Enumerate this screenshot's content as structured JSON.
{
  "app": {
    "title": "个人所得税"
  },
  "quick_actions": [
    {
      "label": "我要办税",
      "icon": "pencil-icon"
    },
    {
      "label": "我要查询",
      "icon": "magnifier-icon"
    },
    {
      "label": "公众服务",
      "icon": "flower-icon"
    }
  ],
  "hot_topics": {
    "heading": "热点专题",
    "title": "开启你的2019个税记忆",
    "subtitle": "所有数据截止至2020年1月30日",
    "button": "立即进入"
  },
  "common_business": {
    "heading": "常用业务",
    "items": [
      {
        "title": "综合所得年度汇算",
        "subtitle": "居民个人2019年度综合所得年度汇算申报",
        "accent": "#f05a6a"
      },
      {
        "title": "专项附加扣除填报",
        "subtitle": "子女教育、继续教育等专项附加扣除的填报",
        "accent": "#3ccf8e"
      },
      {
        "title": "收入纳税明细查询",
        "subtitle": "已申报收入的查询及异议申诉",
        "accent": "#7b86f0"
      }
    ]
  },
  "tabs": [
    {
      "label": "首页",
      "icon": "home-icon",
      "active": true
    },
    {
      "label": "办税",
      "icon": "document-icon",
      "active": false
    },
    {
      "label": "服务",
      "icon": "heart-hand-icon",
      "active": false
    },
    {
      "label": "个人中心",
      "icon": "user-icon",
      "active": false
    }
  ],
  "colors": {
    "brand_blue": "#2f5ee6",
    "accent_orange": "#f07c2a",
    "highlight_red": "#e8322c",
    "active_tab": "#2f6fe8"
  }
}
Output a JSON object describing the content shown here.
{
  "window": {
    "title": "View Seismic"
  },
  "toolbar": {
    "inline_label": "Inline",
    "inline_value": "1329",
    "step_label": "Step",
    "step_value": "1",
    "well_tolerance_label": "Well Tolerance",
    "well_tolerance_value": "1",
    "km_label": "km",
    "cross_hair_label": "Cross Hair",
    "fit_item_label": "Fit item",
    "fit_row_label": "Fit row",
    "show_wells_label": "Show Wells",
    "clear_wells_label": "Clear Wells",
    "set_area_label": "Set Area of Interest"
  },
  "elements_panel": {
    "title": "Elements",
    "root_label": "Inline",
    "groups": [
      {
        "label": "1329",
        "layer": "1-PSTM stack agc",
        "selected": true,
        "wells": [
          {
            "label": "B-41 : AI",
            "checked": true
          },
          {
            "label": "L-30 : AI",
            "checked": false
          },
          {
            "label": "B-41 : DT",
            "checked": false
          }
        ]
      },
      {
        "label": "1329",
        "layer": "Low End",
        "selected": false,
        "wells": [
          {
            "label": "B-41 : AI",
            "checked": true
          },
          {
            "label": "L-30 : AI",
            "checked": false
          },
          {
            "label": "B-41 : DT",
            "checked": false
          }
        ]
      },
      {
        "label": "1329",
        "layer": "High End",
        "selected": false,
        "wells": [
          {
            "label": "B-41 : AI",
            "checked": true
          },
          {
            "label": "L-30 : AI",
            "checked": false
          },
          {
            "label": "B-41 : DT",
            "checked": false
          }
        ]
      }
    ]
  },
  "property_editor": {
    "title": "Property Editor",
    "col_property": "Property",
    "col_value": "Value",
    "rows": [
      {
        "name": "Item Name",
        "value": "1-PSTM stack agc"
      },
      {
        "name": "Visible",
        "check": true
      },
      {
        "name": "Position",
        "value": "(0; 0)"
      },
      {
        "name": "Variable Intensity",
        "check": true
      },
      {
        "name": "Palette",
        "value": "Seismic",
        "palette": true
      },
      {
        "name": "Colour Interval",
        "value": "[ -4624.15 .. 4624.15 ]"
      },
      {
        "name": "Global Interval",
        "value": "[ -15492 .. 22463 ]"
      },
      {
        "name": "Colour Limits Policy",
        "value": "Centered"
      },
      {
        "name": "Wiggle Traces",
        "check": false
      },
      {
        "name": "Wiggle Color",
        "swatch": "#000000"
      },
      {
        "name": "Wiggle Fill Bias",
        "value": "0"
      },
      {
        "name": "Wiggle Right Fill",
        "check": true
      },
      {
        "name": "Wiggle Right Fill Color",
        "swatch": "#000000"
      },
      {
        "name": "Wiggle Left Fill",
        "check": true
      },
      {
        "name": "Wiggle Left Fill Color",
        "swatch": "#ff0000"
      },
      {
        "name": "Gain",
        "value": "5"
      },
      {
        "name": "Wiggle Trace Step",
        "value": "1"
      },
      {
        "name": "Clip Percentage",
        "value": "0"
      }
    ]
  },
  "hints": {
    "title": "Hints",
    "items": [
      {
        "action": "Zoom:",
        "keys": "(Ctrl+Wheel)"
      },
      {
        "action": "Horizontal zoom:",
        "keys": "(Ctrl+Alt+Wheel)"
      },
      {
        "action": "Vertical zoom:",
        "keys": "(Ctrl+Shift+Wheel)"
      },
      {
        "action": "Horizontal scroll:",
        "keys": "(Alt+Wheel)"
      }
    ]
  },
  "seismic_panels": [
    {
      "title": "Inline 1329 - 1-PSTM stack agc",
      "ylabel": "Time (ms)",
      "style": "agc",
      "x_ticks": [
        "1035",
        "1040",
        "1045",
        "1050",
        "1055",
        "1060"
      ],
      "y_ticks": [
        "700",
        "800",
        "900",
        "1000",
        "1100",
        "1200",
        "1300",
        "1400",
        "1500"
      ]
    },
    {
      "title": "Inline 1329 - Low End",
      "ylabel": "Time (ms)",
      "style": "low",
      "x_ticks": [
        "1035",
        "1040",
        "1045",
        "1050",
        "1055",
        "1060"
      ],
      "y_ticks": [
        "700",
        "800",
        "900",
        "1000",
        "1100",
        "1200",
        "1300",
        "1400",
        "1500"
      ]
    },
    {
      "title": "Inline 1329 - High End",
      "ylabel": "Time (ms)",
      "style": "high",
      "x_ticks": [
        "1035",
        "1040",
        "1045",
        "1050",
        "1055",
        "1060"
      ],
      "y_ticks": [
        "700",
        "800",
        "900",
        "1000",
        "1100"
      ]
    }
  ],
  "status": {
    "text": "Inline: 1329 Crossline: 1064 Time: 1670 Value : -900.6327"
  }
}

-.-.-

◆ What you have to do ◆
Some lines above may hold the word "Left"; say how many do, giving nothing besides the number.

◆ Solution to the exercise ◆
2